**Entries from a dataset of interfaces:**
※
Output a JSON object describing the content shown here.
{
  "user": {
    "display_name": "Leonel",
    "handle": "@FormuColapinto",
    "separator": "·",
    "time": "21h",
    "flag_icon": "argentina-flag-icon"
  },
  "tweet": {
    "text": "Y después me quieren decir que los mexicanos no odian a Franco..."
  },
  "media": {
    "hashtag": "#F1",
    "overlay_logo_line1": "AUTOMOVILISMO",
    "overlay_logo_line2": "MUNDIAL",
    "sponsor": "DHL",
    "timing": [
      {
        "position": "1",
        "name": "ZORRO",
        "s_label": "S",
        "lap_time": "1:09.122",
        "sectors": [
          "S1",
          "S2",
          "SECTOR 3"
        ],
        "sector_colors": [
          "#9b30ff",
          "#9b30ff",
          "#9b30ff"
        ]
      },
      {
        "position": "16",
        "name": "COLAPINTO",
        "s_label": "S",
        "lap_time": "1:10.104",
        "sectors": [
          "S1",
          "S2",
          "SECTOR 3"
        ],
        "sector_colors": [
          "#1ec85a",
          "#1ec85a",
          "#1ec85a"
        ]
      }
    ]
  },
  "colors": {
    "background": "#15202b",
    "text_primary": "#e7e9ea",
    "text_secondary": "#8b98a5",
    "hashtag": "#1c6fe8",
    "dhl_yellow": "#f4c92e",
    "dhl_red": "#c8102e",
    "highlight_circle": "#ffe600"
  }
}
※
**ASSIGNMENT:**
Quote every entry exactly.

**EXERCISE OUTPUT:**
Output a JSON object describing the content shown here.
{
  "user": {
    "display_name": "Leonel",
    "handle": "@FormuColapinto",
    "separator": "·",
    "time": "21h",
    "flag_icon": "argentina-flag-icon"
  },
  "tweet": {
    "text": "Y después me quieren decir que los mexicanos no odian a Franco..."
  },
  "media": {
    "hashtag": "#F1",
    "overlay_logo_line1": "AUTOMOVILISMO",
    "overlay_logo_line2": "MUNDIAL",
    "sponsor": "DHL",
    "timing": [
      {
        "position": "1",
        "name": "ZORRO",
        "s_label": "S",
        "lap_time": "1:09.122",
        "sectors": [
          "S1",
          "S2",
          "SECTOR 3"
        ],
        "sector_colors": [
          "#9b30ff",
          "#9b30ff",
          "#9b30ff"
        ]
      },
      {
        "position": "16",
        "name": "COLAPINTO",
        "s_label": "S",
        "lap_time": "1:10.104",
        "sectors": [
          "S1",
          "S2",
          "SECTOR 3"
        ],
        "sector_colors": [
          "#1ec85a",
          "#1ec85a",
          "#1ec85a"
        ]
      }
    ]
  },
  "colors": {
    "background": "#15202b",
    "text_primary": "#e7e9ea",
    "text_secondary": "#8b98a5",
    "hashtag": "#1c6fe8",
    "dhl_yellow": "#f4c92e",
    "dhl_red": "#c8102e",
    "highlight_circle": "#ffe600"
  }
}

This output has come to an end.